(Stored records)
----------
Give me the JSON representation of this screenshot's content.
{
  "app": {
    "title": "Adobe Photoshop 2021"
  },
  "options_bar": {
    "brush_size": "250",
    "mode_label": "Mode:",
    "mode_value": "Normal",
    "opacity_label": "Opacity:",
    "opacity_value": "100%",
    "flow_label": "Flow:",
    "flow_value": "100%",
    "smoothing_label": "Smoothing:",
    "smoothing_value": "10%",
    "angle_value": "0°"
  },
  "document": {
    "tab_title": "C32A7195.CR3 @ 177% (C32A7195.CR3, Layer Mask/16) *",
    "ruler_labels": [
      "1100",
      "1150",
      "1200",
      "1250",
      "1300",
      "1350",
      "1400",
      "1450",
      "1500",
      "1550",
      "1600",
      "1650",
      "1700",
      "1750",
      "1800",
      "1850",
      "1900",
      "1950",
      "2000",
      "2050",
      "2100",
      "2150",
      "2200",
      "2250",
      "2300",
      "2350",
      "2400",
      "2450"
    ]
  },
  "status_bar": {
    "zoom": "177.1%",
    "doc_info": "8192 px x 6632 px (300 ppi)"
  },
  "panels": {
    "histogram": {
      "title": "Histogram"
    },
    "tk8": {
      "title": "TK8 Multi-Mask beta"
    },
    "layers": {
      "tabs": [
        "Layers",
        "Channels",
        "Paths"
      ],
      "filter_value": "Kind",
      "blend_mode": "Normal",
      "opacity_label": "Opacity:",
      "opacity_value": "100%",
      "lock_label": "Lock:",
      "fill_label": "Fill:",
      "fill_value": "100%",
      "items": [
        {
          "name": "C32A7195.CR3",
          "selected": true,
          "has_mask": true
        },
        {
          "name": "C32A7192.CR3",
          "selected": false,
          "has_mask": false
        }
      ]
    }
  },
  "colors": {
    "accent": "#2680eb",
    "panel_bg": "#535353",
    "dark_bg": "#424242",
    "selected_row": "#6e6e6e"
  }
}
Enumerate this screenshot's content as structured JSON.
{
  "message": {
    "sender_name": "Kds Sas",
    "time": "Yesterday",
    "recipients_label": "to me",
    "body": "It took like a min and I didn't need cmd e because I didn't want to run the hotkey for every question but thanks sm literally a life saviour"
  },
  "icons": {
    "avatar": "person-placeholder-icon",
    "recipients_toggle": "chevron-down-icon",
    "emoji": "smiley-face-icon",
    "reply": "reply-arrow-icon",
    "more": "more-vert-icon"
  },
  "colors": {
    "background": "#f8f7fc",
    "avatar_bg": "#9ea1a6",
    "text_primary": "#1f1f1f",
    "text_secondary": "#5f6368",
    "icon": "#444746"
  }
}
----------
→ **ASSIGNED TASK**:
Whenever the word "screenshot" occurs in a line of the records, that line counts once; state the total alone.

→ **RESPONSE FOR THIS EXERCISE**:
2